PROMPT - Your answer must be one number: the count of lines below that hold the word "Jeffrey".

DATA IN THIS EXERCISE -
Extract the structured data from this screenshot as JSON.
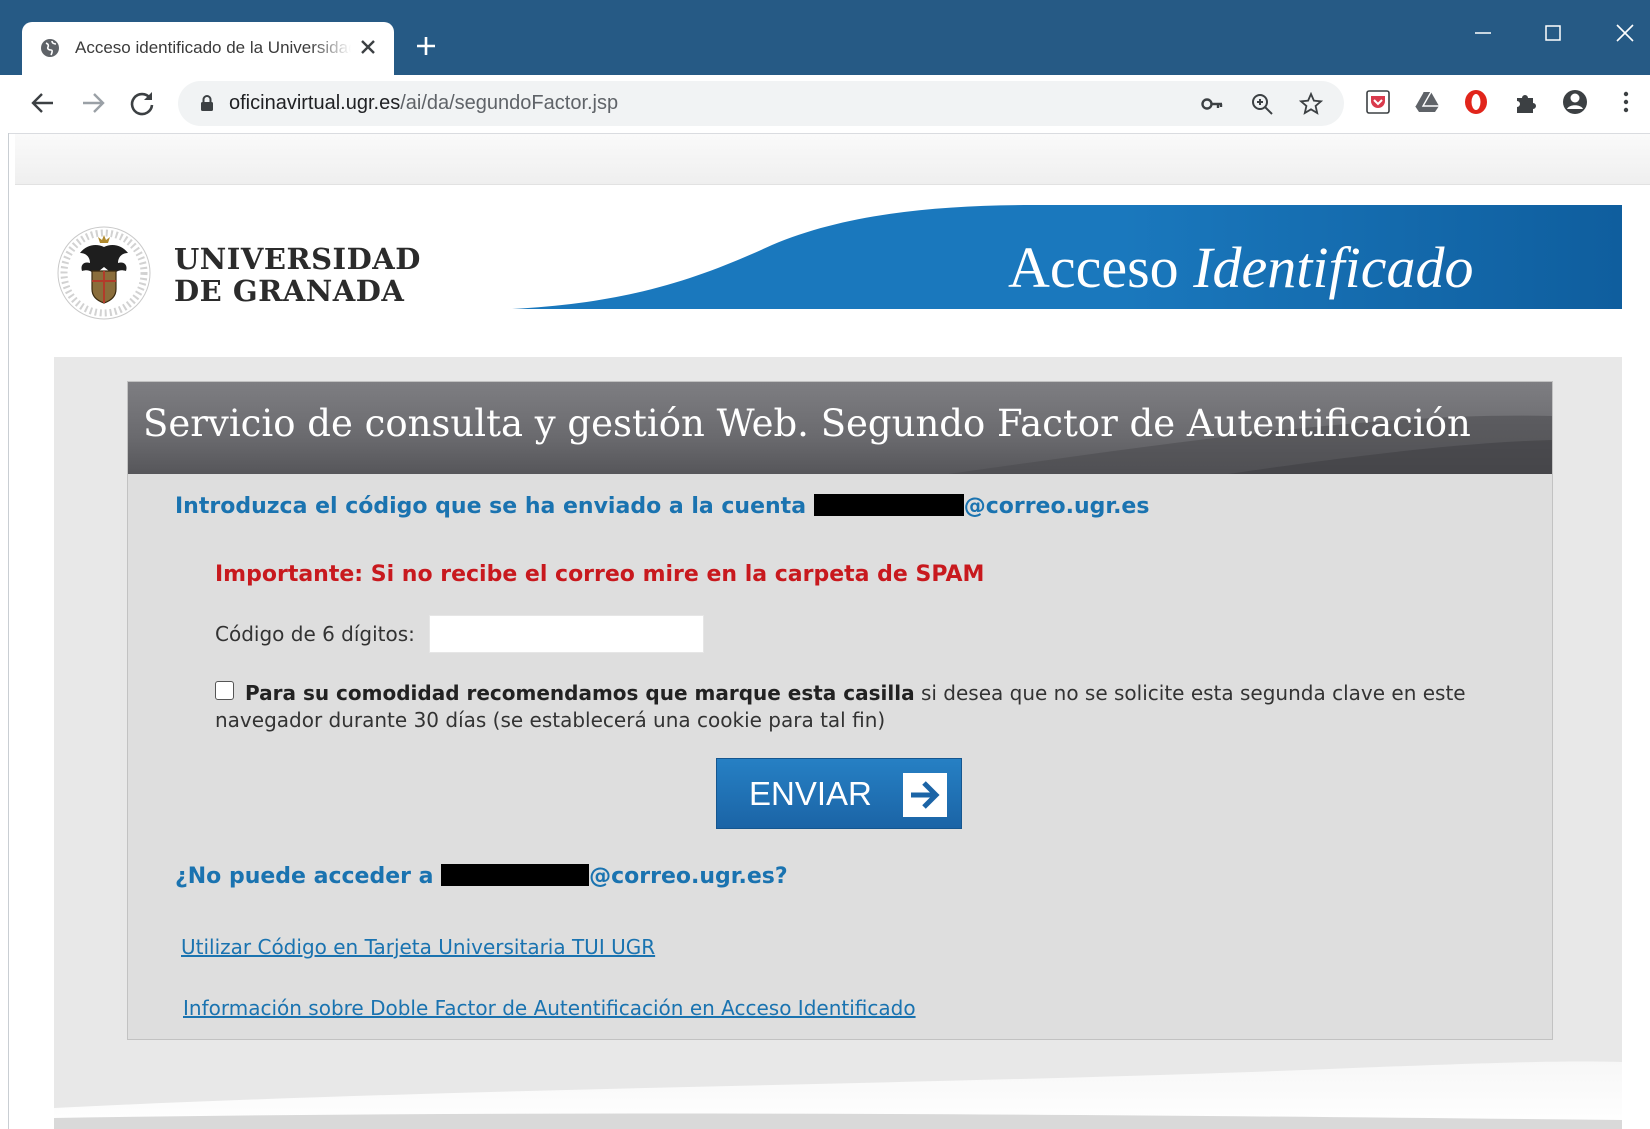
{
  "browser": {
    "tab_title": "Acceso identificado de la Universidad de Granada",
    "url_host": "oficinavirtual.ugr.es",
    "url_path": "/ai/da/segundoFactor.jsp"
  },
  "header": {
    "logo_line1": "UNIVERSIDAD",
    "logo_line2": "DE GRANADA",
    "banner_word1": "Acceso",
    "banner_word2": "Identificado"
  },
  "panel": {
    "title": "Servicio de consulta y gestión Web. Segundo Factor de Autentificación",
    "intro_prefix": "Introduzca el código que se ha enviado a la cuenta ",
    "email_domain": "@correo.ugr.es",
    "important": "Importante: Si no recibe el correo mire en la carpeta de SPAM",
    "code_label": "Código de 6 dígitos:",
    "code_value": "",
    "remember_bold": "Para su comodidad recomendamos que marque esta casilla",
    "remember_rest": " si desea que no se solicite esta segunda clave en este navegador durante 30 días (se establecerá una cookie para tal fin)",
    "remember_checked": false,
    "submit_label": "ENVIAR",
    "noaccess_prefix": "¿No puede acceder a ",
    "noaccess_suffix": "@correo.ugr.es?",
    "link_tui": "Utilizar Código en Tarjeta Universitaria TUI UGR",
    "link_info": "Información sobre Doble Factor de Autentificación en Acceso Identificado"
  },
  "colors": {
    "chrome_frame": "#265a85",
    "link_blue": "#1a73b0",
    "warning_red": "#c8191e",
    "button_blue": "#1f6fb3"
  },
  "icons": [
    "globe-icon",
    "close-icon",
    "plus-icon",
    "minimize-icon",
    "maximize-icon",
    "window-close-icon",
    "back-arrow-icon",
    "forward-arrow-icon",
    "reload-icon",
    "lock-icon",
    "key-icon",
    "zoom-icon",
    "star-icon",
    "pocket-extension-icon",
    "drive-extension-icon",
    "opera-extension-icon",
    "puzzle-extensions-icon",
    "profile-icon",
    "menu-kebab-icon",
    "arrow-right-icon"
  ]
}
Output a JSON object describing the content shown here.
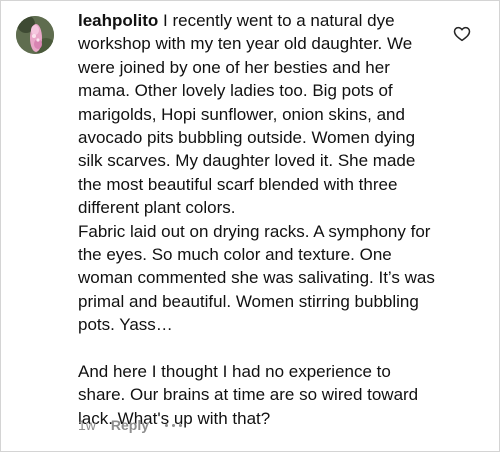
{
  "comment": {
    "username": "leahpolito",
    "paragraphs": [
      "I recently went to a natural dye workshop with my ten year old daughter. We were joined by one of her besties and her mama. Other lovely ladies too. Big pots of marigolds, Hopi sunflower, onion skins, and avocado pits bubbling outside. Women dying silk scarves. My daughter loved it. She made the most beautiful scarf blended with three different plant colors.",
      "Fabric laid out on drying racks. A symphony for the eyes. So much color and texture. One woman commented she was salivating. It’s was primal and beautiful. Women stirring bubbling pots. Yass…",
      "And here I thought I had no experience to share. Our brains at time are so wired toward lack. What's up with that?"
    ]
  },
  "meta": {
    "time": "1w",
    "reply_label": "Reply"
  },
  "icons": {
    "like": "heart-outline-icon",
    "more": "more-horizontal-icon",
    "avatar": "profile-photo"
  },
  "colors": {
    "text": "#111111",
    "muted": "#8e8e8e",
    "border": "#d4d4d4"
  }
}
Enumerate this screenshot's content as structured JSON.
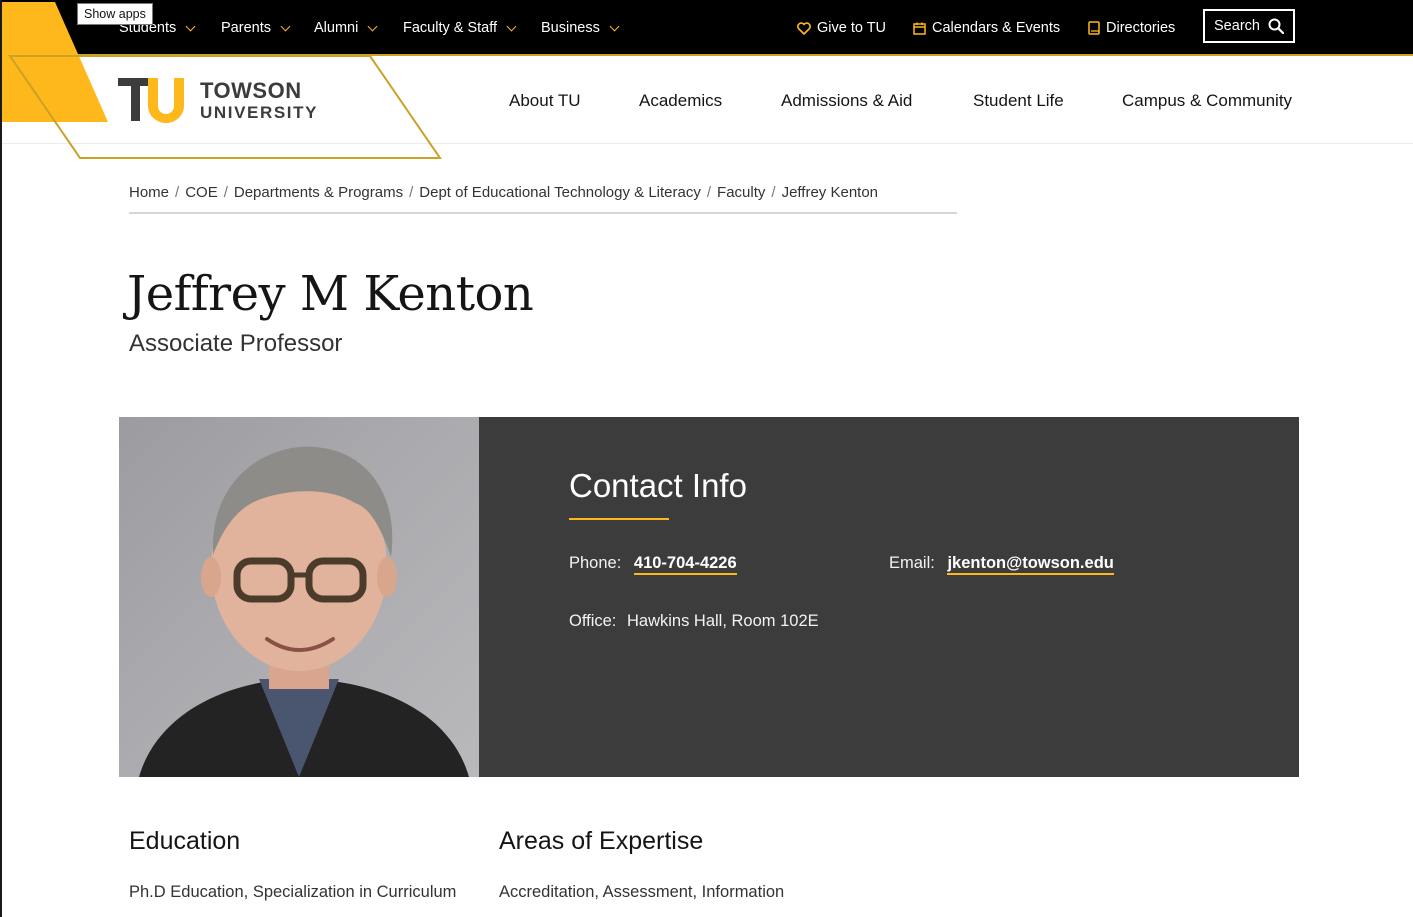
{
  "tooltip": {
    "text": "Show apps"
  },
  "utility_nav": {
    "items": [
      {
        "label": "Students"
      },
      {
        "label": "Parents"
      },
      {
        "label": "Alumni"
      },
      {
        "label": "Faculty & Staff"
      },
      {
        "label": "Business"
      }
    ],
    "right_links": [
      {
        "label": "Give to TU",
        "icon": "heart-icon"
      },
      {
        "label": "Calendars & Events",
        "icon": "calendar-icon"
      },
      {
        "label": "Directories",
        "icon": "book-icon"
      }
    ],
    "search_label": "Search",
    "accent_color": "#ffb81c"
  },
  "logo": {
    "line1": "TOWSON",
    "line2": "UNIVERSITY"
  },
  "main_nav": [
    {
      "label": "About TU"
    },
    {
      "label": "Academics"
    },
    {
      "label": "Admissions & Aid"
    },
    {
      "label": "Student Life"
    },
    {
      "label": "Campus & Community"
    }
  ],
  "breadcrumb": [
    {
      "label": "Home"
    },
    {
      "label": "COE"
    },
    {
      "label": "Departments & Programs"
    },
    {
      "label": "Dept of Educational Technology & Literacy"
    },
    {
      "label": "Faculty"
    },
    {
      "label": "Jeffrey Kenton"
    }
  ],
  "profile": {
    "name": "Jeffrey M Kenton",
    "title": "Associate Professor"
  },
  "contact": {
    "heading": "Contact Info",
    "phone_label": "Phone:",
    "phone": "410-704-4226",
    "email_label": "Email:",
    "email": "jkenton@towson.edu",
    "office_label": "Office:",
    "office": "Hawkins Hall, Room 102E"
  },
  "education": {
    "heading": "Education",
    "line1": "Ph.D Education, Specialization in Curriculum"
  },
  "expertise": {
    "heading": "Areas of Expertise",
    "line1": "Accreditation, Assessment, Information"
  }
}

OUTPUT - 2